Remember - despite the important House vote last week and Senate vote this week, those Democrats pushing for a so-called "clean" supplemental are already out there making it known that they are ready to undermine the antiwar movement at a moment's notice, should the current supplemental be voted down.
Here are just a few examples of what I mean:
REP. JIM COOPER (D-TN): "My first choice would be a clean supplemental." - Rep. Jim Cooper, 3/9/07
REP. DAN BOREN (D-OK): "I want a clean supplemental spending bill."- Dan Boren, Tulsa World, 3/9/07
REP. CHET EDWARDS (D-TX): "Edwards suggested that if common ground cannot be reached between more cautious Democrats and the Out of Iraq faction, Democrats should simply pass a 'clean' supplemental and seek GOP support. 'Either we come together or we have to have Republican votes with a clean supplemental. There are only two choices,' Edwards said." - Congress Daily, 3/7/07

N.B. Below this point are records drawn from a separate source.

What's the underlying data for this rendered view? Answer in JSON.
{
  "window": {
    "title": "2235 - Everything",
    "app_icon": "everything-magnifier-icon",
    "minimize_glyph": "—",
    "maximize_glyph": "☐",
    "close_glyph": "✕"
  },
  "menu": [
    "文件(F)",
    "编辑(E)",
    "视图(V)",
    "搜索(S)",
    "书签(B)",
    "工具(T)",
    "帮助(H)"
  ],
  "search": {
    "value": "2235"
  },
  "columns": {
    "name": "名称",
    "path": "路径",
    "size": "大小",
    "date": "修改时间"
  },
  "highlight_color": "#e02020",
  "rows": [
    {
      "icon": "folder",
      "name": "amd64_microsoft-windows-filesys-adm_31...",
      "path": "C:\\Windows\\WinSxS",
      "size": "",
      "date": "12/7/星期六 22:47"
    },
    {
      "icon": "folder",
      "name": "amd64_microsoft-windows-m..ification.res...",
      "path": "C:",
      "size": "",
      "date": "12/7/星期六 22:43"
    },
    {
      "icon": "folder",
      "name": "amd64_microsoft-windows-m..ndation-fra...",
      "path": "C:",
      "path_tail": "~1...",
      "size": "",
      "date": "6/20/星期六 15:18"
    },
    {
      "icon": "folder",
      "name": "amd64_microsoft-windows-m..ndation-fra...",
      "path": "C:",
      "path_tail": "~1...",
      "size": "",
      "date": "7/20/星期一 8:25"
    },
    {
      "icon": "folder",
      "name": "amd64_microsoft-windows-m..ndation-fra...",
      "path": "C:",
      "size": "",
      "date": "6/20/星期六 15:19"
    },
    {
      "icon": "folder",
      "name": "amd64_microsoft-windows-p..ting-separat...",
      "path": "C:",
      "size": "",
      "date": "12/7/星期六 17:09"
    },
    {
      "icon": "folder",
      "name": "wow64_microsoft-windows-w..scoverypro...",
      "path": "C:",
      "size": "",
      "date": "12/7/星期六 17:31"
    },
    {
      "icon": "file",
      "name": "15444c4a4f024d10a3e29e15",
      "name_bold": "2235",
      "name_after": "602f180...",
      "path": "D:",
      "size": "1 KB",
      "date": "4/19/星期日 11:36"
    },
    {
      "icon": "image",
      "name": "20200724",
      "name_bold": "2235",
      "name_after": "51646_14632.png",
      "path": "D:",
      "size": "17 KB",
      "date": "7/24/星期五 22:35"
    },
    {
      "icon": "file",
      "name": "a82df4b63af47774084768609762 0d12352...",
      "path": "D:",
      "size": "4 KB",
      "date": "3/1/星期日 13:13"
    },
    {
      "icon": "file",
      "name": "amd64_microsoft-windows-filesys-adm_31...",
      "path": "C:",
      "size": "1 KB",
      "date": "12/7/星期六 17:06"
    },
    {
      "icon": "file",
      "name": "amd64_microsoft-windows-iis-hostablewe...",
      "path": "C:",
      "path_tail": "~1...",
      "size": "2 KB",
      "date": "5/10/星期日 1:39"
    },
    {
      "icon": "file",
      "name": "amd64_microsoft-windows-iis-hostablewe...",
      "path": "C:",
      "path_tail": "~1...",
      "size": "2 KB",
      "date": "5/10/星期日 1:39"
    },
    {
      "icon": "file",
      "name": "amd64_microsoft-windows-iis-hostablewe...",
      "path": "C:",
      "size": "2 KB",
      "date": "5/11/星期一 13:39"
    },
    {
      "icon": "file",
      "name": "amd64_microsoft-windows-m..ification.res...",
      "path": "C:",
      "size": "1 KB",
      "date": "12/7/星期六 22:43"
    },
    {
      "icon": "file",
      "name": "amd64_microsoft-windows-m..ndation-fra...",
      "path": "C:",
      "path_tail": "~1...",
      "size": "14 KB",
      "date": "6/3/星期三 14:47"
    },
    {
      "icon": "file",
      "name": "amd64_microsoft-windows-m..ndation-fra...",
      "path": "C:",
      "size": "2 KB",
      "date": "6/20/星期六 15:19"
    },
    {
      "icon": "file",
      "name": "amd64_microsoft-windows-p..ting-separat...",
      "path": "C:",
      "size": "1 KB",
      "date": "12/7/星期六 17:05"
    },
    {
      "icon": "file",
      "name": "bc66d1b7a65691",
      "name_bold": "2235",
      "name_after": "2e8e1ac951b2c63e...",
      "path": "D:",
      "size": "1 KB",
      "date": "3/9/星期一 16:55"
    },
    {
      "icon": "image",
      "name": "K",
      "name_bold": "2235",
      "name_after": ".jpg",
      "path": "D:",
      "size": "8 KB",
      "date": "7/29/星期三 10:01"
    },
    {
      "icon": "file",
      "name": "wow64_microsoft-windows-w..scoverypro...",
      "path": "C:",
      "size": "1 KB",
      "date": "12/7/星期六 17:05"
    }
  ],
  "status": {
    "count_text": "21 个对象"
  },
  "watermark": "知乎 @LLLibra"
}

SEN. MARK PRYOR (D-AR): "Earlier this month, the Senate rejected a similar timetable on the war with Democratic Sens. Ben Nelson of Nebraska and Mark Pryor of Arkansas siding with Republicans against the proposal in a 50-48 vote...Pryor remains reluctant. 'I think if the public timetable remains, Senator Pryor would likely oppose it,' said spokesman Michael Teague." - AP, 3/26/07
This is just a representative sample of what is a widespread sentiment in a not-so-small faction of pro-war Democrats - and it alludes to what I mean about seeing the congressional world as it unfortunately is, rather than as we would like it to be. For the antiwar movement, there are only three avenues for success: 1) Engineering a Senate filibuster of all Iraq spending 2) Successfully converting pro-war, pro-"clean"-supplemental Democrats like these listed here into antiwar Democrats who will hold out for an even stronger antiwar bill or 3) Passing a supplemental with strong antiwar provisions intact and with enough pro-war Democrats willing to vote for it because they feel pressure.
I have heard no one make an argument that option 1 or 2 is even remotely possible (thus, not surprisingly, I haven't heard of anyone or any organization putting together a cohesive strategy to try to do this). Thus, we are left with option 3.
Otherwise, as Hinchey and Ellison correctly say and as pro-war Democrats are out there threatening, we end up with a "clean" supplemental that simply funds the war indefinitely - a horrifying step backward.